A new international study that measured teacher stress and burnout across 20 countries finds that teachers are mostly on par with people in other professions in dealing with stress since the pandemic, contrary to some media reports. Still, teaching is stressful.
Bosses, for one, can be a contributing factor in teachers’ stress levels. The researchers, led by Andrea Westphal of the University of Greifswald in Germany, found that principals’ leadership and management approaches significantly affected educators’ ability to deal with changes and challenges in the classroom.
“There is some indication that when school principals contribute to a supportive school climate and avoid demanding practices, teachers experience less stress and burnout,” the researchers said.

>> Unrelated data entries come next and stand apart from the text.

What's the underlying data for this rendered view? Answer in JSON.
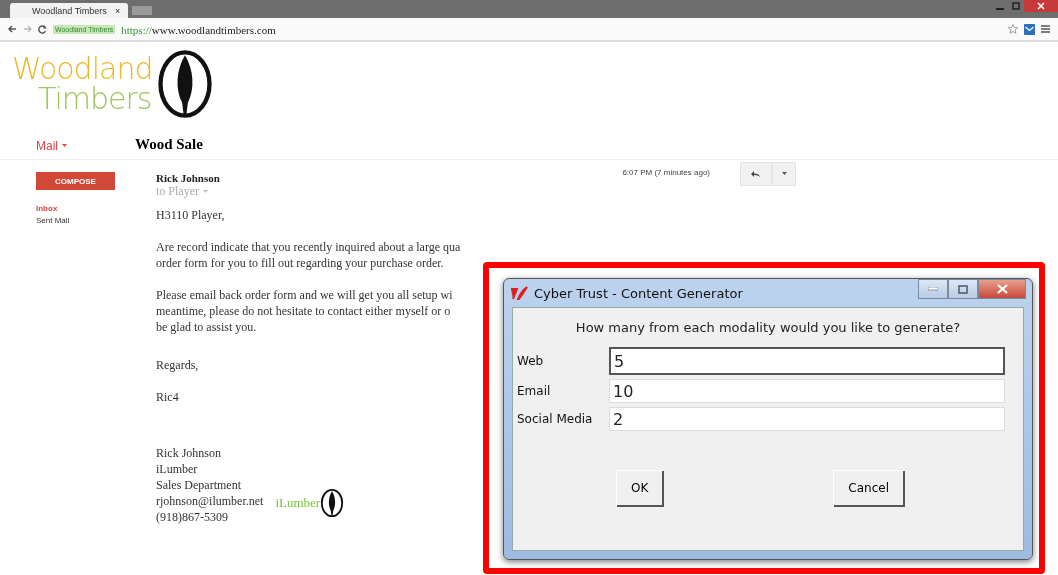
{
  "browser": {
    "tabs": [
      {
        "label": "Woodland Timbers",
        "close": "×",
        "selected": true
      }
    ],
    "address": {
      "identity": "Woodland Timbers",
      "scheme": "https://",
      "host": "www.woodlandtimbers.com"
    }
  },
  "site": {
    "logo_line_1": "Woodland",
    "logo_line_2": "Timbers"
  },
  "mail": {
    "menu": "Mail",
    "subject": "Wood Sale",
    "compose": "COMPOSE",
    "folders": [
      {
        "label": "Inbox",
        "selected": true
      },
      {
        "label": "Sent Mail",
        "selected": false
      }
    ],
    "message": {
      "sender": "Rick Johnson",
      "recipient": "to Player",
      "time": "6:07 PM (7 minutes ago)",
      "greeting": "H3110 Player,",
      "paragraphs": [
        [
          "Are record indicate that you recently inquired about a large qua",
          "order form for you to fill out regarding your purchase order."
        ],
        [
          "Please email back order form and we will get you all setup wi",
          "meantime, please do not hesitate to contact either myself or o",
          "be glad to assist you."
        ]
      ],
      "closing": "Regards,",
      "name": "Ric4",
      "signature": [
        "Rick Johnson",
        "iLumber",
        "Sales Department",
        "rjohnson@ilumber.net",
        "(918)867-5309"
      ],
      "signature_logo": "iLumber"
    }
  },
  "dialog": {
    "title": "Cyber Trust - Content Generator",
    "question": "How many from each modality would you like to generate?",
    "fields": [
      {
        "label": "Web",
        "value": "5",
        "focused": true
      },
      {
        "label": "Email",
        "value": "10",
        "focused": false
      },
      {
        "label": "Social Media",
        "value": "2",
        "focused": false
      }
    ],
    "buttons": [
      "OK",
      "Cancel"
    ]
  }
}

Teachers whose leaders ramped up pressure and tried to control teachers’ behaviors more during the pandemic had significantly higher levels of “emotional exhaustion.”
The study found the most effective interventions combine stress- management support with training, such as in technology use.

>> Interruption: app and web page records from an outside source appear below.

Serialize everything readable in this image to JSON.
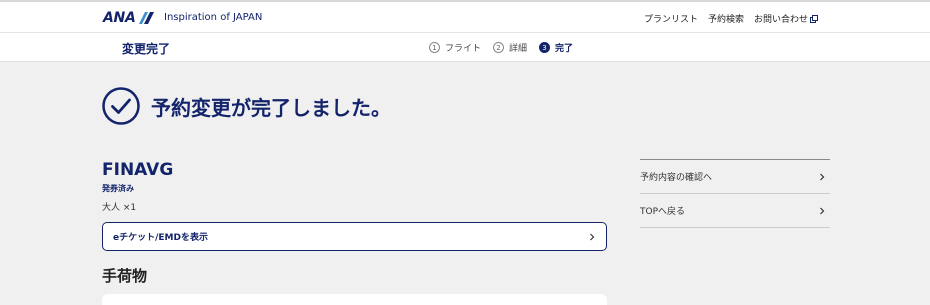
{
  "header": {
    "logo_text": "ANA",
    "tagline": "Inspiration of JAPAN",
    "nav": [
      "プランリスト",
      "予約検索",
      "お問い合わせ"
    ],
    "brand_color": "#13246b"
  },
  "subheader": {
    "title": "変更完了",
    "steps": [
      {
        "num": "1",
        "label": "フライト",
        "active": false
      },
      {
        "num": "2",
        "label": "詳細",
        "active": false
      },
      {
        "num": "3",
        "label": "完了",
        "active": true
      }
    ]
  },
  "main": {
    "done_message": "予約変更が完了しました。",
    "fare_name": "FINAVG",
    "fare_status": "発券済み",
    "passengers": "大人 ×1",
    "eticket_label": "eチケット/EMDを表示",
    "section_title": "手荷物"
  },
  "sidebar": {
    "links": [
      "予約内容の確認へ",
      "TOPへ戻る"
    ]
  }
}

Danna Thomas, the founder of Happy Teacher Revolution, which works with schools to improve teacher support, said while it’s important to incorporate direct supports for teacher well-being into day-to-day work, “principals need to be self-aware when it comes to communication with their staff about burnout and self-care.”
She often sees leaders mistakenly “sending staffwide emails saying, ‘Make sure you take care of yourself and read this article on self-care—oh, and here are all the things that are due by close of business.’”

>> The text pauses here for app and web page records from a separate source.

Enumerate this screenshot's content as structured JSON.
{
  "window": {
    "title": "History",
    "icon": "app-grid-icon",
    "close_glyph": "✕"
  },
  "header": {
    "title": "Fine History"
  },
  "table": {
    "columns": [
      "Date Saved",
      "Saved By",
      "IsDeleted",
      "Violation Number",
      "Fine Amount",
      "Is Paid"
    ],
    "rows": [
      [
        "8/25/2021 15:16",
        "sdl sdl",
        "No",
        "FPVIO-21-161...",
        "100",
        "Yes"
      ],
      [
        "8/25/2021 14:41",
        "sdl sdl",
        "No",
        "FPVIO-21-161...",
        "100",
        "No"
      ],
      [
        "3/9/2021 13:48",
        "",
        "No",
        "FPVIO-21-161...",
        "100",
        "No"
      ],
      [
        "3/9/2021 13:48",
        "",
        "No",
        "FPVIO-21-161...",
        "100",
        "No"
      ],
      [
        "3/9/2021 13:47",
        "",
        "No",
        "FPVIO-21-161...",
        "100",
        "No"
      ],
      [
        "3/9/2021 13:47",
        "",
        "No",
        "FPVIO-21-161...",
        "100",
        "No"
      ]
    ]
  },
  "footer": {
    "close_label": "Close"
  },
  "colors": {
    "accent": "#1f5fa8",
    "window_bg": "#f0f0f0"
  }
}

“That kind of mixed messaging leads to even more animosity and angst, not only toward the leadership but also toward self-care and well-being itself,” Thomas said.
Loan-Forgiveness Deadline Looms for School Workers
Halloween is baying at the door, and when it’s over, something scary will have happened. A waiver that makes it easier for public employees—including teachers—to apply for student-debt forgiveness expires, and advocates fear many eligible borrowers may be unaware they qualify.
It’s not just the employees who can profit. Being freed of a large debt could be a significant recruitment and retention tool for districts, said Tara Thomas, a policy analyst at AASA, the School Superintendents Association.
The waiver applies to the federal Public Service Loan Forgiveness program, which is designed to forgive qualifying debt for borrowers after 10 years of repayment if they were employed at public institutions and some nonprofit organizations.
In a separate action, President Joe Biden has promised to forgive up to $20,000 of eligible student-loan debt for all Americans with incomes under $125,000.
Some advocacy groups and district leaders have pressed the Biden administration to extend the waiver deadline.
“Staff members will show up to their schools on November 1 with the same passion, work ethic, and empathy they had on October 31, and their financial circumstances will be the same as well,” Chicago school district CEO Pedro Martinez wrote in a Sept. 7 letter to Biden.
Fewer than 2 percent of public-service workers in Illinois had their debt forgiven at the time of Martinez’s letter, he said, adding that many employees might not realize they are eligible.
Educational administrators can play a big role in ensuring their employees are aware that the waiver exists and tools are available to help them.
Chicago, for example, does weekly outreach to employees about the waiver, Martinez said in his letter. The AASA created a template that superintendents can use to inform their employees.
And since districts will be involved in signing off on applications as part of the verification process, administrators should ensure that it is speedy and accessible for employees, Thomas said.
Evie Blad, Staff Writer; Sarah D. Sparks, Assistant Editor; and Mark Walsh, Contributing Writer contributed to this article.
A version of this article appeared in the October 12, 2022 edition of Education Week as Briefly Stated